The Development of Childhood Throughout History Essay

3065 Words 13 Pages
Throughout the history of childhood development poor social and economic conditions contributed to the many hardships and poor treatment of children. During the early Middle Ages the "paternalist" family concept evolved and the father had authority and control over family matters including the welfare and safety of his wife and children. Discipline was severe, young children both poor and wealthy were subjected to strict rules and regulations and often beaten if disobedient. Children took on the responsibilities of adults at an early age, sharing in the work of siblings and parents. Girls from affluent families were educated at home and married in their teens. Some males were educated at a monastery and others became apprentices to …show more content…
(Siegel 12).

During the 17th and 18th Centuries family structure began to change and there was more recognition of children's rights. Extended families were replaced with a more closely knit structure, marriage was on love and mutual commitment rather than on parental consent or economical arrangement, and parents were more concerned about the welfare of their children. Schools began to flourish, children attended school at an early age, however excessive physical discipline continued throughout educational life. "A child in that society was a second-class citizen." (Siegel 13).

During the Enlightenment period a more "humanistic view of life, freedom, family, reason and law" developed. These values had a strong impact on family structure and lifestyle. Parents demonstrated more love and affection toward children and discipline was not as rigid. Childrearing improved and the overall status of children moved to a higher level. (Siegel 14)

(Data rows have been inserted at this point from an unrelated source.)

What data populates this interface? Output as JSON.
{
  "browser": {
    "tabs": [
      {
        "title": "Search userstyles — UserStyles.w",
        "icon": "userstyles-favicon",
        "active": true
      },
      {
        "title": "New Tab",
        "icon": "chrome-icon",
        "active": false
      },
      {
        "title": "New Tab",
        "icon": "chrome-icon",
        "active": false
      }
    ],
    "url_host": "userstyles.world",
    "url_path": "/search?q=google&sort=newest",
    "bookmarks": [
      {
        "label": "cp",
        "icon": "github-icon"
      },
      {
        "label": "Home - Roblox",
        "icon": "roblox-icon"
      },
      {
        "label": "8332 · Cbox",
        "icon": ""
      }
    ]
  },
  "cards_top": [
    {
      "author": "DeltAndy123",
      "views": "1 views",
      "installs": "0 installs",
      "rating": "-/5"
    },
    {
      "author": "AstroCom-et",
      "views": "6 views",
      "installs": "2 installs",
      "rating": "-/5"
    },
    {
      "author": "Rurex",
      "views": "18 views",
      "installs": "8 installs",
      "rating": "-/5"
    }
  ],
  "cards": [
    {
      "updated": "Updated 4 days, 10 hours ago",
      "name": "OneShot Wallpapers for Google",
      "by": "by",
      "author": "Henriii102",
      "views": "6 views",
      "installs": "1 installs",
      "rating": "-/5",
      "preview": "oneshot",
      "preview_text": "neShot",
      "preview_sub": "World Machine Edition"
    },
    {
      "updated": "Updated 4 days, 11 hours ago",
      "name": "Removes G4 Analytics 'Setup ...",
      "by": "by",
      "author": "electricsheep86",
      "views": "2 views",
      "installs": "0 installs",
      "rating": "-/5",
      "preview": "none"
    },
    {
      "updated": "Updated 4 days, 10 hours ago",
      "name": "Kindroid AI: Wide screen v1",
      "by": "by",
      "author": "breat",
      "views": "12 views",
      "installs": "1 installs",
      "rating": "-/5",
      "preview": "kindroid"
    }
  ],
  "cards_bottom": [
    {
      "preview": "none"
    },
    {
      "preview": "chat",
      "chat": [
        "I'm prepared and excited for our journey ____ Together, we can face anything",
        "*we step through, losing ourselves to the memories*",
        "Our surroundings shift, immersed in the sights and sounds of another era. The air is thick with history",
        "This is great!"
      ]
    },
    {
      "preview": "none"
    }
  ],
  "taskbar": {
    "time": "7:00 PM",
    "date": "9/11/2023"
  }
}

In the 19th Century "children began to emerge as a readily distinguishable group with independent needs and interests." Poor Laws and Chancery Courts were used to care for children in need. Poor laws gave the court power to appoint overseers to place destitute and neglected children as servants in the homes of the affluent. Chancery Courts were established to appoint guardians of orphaned children and protect their property and inheritance rights until they became of age. Under the